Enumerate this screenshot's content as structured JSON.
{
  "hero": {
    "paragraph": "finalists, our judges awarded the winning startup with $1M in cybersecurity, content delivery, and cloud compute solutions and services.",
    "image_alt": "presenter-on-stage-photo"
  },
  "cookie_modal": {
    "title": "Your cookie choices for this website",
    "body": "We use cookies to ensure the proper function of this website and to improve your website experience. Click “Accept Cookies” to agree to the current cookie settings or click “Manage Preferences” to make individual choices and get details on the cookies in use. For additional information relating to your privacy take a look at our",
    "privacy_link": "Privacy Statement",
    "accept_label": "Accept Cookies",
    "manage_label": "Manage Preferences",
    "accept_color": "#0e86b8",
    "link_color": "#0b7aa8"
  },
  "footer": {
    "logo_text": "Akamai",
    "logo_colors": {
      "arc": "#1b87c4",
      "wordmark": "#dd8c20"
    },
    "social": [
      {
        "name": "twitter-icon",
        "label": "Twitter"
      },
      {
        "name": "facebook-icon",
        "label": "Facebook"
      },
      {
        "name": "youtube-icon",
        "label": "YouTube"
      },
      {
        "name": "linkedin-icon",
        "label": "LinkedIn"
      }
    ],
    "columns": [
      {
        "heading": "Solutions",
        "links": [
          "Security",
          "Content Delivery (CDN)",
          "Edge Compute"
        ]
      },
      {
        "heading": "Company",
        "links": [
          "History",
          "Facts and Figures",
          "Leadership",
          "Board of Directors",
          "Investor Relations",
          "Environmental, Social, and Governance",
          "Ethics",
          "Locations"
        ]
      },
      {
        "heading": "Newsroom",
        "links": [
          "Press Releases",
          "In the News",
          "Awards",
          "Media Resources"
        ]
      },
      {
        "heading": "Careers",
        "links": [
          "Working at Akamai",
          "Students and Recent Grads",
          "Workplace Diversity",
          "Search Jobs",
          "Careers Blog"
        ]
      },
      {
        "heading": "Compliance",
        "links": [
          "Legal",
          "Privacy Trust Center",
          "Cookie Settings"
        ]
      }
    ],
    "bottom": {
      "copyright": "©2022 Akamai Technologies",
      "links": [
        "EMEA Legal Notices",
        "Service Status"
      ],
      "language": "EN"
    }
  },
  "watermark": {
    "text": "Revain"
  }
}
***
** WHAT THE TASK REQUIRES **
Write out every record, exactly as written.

** RESULT **
Enumerate this screenshot's content as structured JSON.
{
  "hero": {
    "paragraph": "finalists, our judges awarded the winning startup with $1M in cybersecurity, content delivery, and cloud compute solutions and services.",
    "image_alt": "presenter-on-stage-photo"
  },
  "cookie_modal": {
    "title": "Your cookie choices for this website",
    "body": "We use cookies to ensure the proper function of this website and to improve your website experience. Click “Accept Cookies” to agree to the current cookie settings or click “Manage Preferences” to make individual choices and get details on the cookies in use. For additional information relating to your privacy take a look at our",
    "privacy_link": "Privacy Statement",
    "accept_label": "Accept Cookies",
    "manage_label": "Manage Preferences",
    "accept_color": "#0e86b8",
    "link_color": "#0b7aa8"
  },
  "footer": {
    "logo_text": "Akamai",
    "logo_colors": {
      "arc": "#1b87c4",
      "wordmark": "#dd8c20"
    },
    "social": [
      {
        "name": "twitter-icon",
        "label": "Twitter"
      },
      {
        "name": "facebook-icon",
        "label": "Facebook"
      },
      {
        "name": "youtube-icon",
        "label": "YouTube"
      },
      {
        "name": "linkedin-icon",
        "label": "LinkedIn"
      }
    ],
    "columns": [
      {
        "heading": "Solutions",
        "links": [
          "Security",
          "Content Delivery (CDN)",
          "Edge Compute"
        ]
      },
      {
        "heading": "Company",
        "links": [
          "History",
          "Facts and Figures",
          "Leadership",
          "Board of Directors",
          "Investor Relations",
          "Environmental, Social, and Governance",
          "Ethics",
          "Locations"
        ]
      },
      {
        "heading": "Newsroom",
        "links": [
          "Press Releases",
          "In the News",
          "Awards",
          "Media Resources"
        ]
      },
      {
        "heading": "Careers",
        "links": [
          "Working at Akamai",
          "Students and Recent Grads",
          "Workplace Diversity",
          "Search Jobs",
          "Careers Blog"
        ]
      },
      {
        "heading": "Compliance",
        "links": [
          "Legal",
          "Privacy Trust Center",
          "Cookie Settings"
        ]
      }
    ],
    "bottom": {
      "copyright": "©2022 Akamai Technologies",
      "links": [
        "EMEA Legal Notices",
        "Service Status"
      ],
      "language": "EN"
    }
  },
  "watermark": {
    "text": "Revain"
  }
}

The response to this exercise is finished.